LITERARY HISTORY is full of the rediscovered. Some authors, indeed, don’t ever “make it” so much as they move from one period of rediscovery—or attempted rediscovery—to the next. But British readers will soon have a chance to read an extraordinary piece of autobiographical fiction by the undeniably long-forgotten author G. F. (George Frederick) Green. In the Making had such a negligible impact on its first publication in 1952, moreover, that in any true sense, its republication sixty years later allows us to discover, rather than rediscover, a major writing talent.
Even in his lifetime (1911–1977), Green was overlooked. Elizabeth Bowen called him “the most neglected writer of his generation.” My own involvement with In the Making began when I was commissioned to edit a U.S. book that would be published as 50 Gay and Lesbian Books Everybody Must Read (2009). Many early contributors came up with familiar, even overly familiar works. So I encouraged others to be more daring. I had a hunch that, of all the figures I approached, Peter Parker—author of a scintillating life of J. R. Ackerley, a wonderful writer who had similarly fallen by the wayside until Parker’s book—was one that I thought might surprise me.

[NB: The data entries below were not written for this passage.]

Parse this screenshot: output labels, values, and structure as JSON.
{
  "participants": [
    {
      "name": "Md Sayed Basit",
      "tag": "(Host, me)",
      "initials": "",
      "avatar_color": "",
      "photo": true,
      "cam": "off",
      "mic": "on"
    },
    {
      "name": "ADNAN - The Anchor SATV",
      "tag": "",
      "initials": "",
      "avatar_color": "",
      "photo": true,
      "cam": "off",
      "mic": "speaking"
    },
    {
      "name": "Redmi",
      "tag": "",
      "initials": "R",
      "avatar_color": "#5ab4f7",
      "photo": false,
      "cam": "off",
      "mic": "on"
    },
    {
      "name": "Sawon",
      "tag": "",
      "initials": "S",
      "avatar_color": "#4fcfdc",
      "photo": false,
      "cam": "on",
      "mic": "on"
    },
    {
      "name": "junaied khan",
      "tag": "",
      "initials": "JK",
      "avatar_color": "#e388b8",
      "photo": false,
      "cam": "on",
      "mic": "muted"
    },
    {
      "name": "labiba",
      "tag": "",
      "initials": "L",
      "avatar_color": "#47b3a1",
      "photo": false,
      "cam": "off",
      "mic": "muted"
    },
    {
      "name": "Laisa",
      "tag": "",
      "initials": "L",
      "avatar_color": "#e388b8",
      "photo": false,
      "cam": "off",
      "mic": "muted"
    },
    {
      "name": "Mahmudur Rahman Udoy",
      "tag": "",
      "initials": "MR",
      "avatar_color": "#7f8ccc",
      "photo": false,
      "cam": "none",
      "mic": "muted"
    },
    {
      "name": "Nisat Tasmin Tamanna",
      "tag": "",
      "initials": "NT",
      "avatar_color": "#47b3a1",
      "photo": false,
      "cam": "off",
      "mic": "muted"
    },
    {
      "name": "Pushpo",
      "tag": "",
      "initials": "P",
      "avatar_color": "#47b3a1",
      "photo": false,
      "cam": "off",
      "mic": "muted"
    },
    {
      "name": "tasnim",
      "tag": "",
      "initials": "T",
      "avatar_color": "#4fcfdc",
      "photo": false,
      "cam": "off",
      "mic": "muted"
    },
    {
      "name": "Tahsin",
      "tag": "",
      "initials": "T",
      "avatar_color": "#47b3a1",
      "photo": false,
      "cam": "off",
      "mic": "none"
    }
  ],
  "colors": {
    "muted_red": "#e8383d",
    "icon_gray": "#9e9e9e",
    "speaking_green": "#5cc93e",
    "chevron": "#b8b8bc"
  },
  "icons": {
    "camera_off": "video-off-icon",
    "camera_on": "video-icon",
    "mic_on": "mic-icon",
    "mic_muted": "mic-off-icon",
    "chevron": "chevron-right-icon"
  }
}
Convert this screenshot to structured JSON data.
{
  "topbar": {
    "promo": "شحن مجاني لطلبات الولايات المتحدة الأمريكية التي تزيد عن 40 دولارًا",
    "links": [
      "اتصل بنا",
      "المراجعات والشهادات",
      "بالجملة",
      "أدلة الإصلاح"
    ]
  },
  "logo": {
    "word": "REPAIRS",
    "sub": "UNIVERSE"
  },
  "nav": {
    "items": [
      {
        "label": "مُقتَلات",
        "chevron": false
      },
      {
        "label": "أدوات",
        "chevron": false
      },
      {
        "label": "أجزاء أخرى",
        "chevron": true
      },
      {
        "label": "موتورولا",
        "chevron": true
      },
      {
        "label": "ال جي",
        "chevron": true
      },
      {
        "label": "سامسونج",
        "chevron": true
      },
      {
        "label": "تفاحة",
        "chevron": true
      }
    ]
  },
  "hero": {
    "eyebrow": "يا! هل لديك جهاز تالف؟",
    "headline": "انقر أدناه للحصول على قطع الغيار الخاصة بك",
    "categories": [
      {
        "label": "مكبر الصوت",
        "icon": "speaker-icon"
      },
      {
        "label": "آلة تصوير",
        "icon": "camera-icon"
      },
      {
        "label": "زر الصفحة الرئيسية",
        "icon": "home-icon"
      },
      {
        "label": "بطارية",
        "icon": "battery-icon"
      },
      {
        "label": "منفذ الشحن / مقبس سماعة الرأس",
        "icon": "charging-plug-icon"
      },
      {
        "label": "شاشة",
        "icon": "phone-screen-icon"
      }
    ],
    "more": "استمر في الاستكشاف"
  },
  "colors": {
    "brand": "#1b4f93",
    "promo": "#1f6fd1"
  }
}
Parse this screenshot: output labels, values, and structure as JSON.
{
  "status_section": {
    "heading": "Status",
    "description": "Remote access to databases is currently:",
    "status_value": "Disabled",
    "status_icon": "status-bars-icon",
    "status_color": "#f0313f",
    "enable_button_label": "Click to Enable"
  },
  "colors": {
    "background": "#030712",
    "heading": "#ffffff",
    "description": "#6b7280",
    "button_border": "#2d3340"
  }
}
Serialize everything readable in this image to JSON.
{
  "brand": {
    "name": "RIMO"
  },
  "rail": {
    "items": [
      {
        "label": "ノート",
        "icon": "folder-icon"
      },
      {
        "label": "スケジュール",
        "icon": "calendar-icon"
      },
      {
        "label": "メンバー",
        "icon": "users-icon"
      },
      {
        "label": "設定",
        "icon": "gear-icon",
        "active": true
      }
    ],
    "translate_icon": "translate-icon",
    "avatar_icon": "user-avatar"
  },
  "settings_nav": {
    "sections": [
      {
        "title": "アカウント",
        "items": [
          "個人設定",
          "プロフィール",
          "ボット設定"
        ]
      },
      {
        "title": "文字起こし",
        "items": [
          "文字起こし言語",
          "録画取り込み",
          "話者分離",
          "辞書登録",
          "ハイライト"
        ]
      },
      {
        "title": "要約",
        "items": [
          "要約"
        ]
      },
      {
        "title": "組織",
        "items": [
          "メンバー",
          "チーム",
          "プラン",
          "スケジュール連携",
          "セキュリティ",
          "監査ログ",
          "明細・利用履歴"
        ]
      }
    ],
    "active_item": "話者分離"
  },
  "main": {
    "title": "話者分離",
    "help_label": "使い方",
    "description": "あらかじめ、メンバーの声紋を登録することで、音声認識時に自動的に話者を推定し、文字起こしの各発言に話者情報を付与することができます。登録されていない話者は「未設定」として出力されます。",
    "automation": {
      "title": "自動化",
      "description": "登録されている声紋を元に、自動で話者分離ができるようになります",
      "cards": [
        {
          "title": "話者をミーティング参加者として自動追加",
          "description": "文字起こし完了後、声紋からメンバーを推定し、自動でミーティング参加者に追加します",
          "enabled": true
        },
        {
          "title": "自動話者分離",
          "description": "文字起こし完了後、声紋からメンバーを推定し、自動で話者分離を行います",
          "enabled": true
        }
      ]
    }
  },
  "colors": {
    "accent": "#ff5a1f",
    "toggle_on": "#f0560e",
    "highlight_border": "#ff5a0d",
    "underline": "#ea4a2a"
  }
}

When he mentioned G. F. Green, however, I was initially suspicious. The author’s life story seemed implausibly suggestive or symbolic, for one thing. And In the Making sounded far too good to be true: the sort of novel you might invent, wanting so much for such a book to have existed. As an unapologetic account of a solitary English boy’s adolescent (and pre-adolescent) passions in the 1920’s, the book was, oddly enough, dedicated to Green’s own parents. I state “oddly” because—at a time when homosexual acts were proscribed by British law and the articulation of same-sex desires was consequently quite infrequent—In the Making dared to suggest the possibility—indeed the inevitability—of intense longing on the part of one young adolescent boy for another.